Work to be completed:
Across the entries that follow, tally every line holding the word "type" and reply with the count alone.
-- Source information follows --
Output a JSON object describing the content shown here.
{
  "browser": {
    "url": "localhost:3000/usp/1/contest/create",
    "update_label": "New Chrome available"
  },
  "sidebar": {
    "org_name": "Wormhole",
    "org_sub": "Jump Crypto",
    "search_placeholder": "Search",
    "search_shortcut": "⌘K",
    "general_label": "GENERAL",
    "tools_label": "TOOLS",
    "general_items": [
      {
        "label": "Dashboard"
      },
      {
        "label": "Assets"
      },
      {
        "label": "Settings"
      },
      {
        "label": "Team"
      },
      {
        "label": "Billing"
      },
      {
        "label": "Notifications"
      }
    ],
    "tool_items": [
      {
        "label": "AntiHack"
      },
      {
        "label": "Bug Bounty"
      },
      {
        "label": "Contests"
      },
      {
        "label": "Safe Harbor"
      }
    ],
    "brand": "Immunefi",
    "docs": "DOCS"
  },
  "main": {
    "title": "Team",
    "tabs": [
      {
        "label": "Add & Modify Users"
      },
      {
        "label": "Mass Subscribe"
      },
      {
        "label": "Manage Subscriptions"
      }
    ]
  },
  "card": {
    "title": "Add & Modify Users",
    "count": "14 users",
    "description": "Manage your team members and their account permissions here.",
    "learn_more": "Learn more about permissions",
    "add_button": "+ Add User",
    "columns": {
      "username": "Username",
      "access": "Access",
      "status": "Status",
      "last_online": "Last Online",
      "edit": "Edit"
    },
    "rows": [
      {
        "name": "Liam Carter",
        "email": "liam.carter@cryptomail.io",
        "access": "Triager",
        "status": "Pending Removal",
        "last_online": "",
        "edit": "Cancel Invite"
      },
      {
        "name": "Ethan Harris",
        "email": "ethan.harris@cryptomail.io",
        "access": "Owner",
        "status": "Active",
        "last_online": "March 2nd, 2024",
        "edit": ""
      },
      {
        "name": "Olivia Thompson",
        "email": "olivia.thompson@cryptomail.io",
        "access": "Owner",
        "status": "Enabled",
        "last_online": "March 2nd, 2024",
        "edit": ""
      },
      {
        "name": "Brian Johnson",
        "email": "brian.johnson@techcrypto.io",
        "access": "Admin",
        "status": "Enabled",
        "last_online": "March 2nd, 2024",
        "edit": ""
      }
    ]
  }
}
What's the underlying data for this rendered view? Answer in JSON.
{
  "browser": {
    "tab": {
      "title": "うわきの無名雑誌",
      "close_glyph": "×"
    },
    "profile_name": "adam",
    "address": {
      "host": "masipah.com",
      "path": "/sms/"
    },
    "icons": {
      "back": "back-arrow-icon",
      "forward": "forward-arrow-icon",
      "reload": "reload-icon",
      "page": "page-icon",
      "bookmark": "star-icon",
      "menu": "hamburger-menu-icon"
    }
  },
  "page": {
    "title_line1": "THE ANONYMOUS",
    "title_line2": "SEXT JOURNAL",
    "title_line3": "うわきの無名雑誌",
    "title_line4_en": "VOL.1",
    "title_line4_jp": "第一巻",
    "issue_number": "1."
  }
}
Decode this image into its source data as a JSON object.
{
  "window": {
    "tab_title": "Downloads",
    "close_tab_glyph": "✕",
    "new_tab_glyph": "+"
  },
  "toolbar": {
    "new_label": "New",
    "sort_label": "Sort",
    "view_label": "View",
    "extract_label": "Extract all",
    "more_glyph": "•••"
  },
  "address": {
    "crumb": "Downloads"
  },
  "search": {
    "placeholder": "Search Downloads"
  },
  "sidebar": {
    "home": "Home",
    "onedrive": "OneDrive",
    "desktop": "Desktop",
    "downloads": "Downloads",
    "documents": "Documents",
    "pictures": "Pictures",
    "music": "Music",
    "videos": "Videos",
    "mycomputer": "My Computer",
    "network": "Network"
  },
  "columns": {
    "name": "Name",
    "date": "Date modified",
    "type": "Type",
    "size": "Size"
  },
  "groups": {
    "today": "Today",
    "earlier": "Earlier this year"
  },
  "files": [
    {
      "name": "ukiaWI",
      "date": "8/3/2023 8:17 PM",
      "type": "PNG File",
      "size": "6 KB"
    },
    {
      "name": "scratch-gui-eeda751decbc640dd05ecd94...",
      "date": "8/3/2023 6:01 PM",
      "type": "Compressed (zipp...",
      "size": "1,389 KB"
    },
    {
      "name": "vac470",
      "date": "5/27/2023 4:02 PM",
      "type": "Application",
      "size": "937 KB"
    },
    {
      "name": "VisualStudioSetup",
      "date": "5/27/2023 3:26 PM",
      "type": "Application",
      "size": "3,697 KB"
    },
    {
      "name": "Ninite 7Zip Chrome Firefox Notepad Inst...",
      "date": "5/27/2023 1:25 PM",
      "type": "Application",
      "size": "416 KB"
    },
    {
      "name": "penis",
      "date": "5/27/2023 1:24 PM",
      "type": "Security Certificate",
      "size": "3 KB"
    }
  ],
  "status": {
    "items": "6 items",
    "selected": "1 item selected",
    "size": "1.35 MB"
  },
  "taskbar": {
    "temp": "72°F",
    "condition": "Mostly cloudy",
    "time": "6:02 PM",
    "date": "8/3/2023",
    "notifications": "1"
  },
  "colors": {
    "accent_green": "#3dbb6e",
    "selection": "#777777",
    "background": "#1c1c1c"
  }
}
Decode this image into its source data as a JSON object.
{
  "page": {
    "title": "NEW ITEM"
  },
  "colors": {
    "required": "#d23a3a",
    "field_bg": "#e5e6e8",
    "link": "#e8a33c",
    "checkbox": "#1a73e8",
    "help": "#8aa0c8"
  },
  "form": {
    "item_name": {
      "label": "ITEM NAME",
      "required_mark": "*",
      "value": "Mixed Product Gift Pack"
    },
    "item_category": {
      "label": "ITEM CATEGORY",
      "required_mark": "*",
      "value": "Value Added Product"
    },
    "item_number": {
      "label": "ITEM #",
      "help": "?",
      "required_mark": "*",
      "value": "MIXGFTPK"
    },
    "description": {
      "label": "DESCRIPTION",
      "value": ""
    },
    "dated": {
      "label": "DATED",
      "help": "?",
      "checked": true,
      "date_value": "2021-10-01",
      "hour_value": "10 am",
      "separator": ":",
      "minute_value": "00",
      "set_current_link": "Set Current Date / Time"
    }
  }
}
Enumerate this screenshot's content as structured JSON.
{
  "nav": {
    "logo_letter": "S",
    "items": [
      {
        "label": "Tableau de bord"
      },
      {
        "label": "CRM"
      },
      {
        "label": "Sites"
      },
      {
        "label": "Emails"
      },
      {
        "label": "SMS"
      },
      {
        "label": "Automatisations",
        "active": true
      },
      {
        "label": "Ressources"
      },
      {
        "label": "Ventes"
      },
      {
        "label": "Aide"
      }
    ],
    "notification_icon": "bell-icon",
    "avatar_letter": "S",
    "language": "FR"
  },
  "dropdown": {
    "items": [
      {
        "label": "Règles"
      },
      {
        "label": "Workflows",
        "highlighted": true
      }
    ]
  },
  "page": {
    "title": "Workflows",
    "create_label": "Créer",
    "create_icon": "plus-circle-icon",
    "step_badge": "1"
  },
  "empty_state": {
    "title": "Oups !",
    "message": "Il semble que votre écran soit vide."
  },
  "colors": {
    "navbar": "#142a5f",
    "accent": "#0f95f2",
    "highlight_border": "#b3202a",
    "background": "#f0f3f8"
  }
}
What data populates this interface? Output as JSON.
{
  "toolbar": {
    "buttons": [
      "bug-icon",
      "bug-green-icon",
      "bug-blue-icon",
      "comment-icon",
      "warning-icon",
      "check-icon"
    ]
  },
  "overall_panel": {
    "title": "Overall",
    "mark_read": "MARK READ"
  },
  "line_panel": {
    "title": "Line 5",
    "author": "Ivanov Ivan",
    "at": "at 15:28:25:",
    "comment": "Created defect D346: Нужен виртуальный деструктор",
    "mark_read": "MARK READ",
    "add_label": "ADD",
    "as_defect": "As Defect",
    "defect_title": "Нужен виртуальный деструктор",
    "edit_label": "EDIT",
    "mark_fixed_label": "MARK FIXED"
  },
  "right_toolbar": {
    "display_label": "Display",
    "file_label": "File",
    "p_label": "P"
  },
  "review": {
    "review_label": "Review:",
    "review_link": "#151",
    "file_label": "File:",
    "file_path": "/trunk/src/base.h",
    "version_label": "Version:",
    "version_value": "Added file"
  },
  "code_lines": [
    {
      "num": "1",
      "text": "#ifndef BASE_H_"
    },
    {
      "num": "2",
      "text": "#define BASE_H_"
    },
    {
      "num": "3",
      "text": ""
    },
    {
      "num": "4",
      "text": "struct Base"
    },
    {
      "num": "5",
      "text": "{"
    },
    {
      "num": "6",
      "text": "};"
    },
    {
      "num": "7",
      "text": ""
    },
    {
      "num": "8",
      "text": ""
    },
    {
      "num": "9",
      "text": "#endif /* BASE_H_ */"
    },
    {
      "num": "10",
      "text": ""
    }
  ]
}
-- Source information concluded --
Solution to this task:
7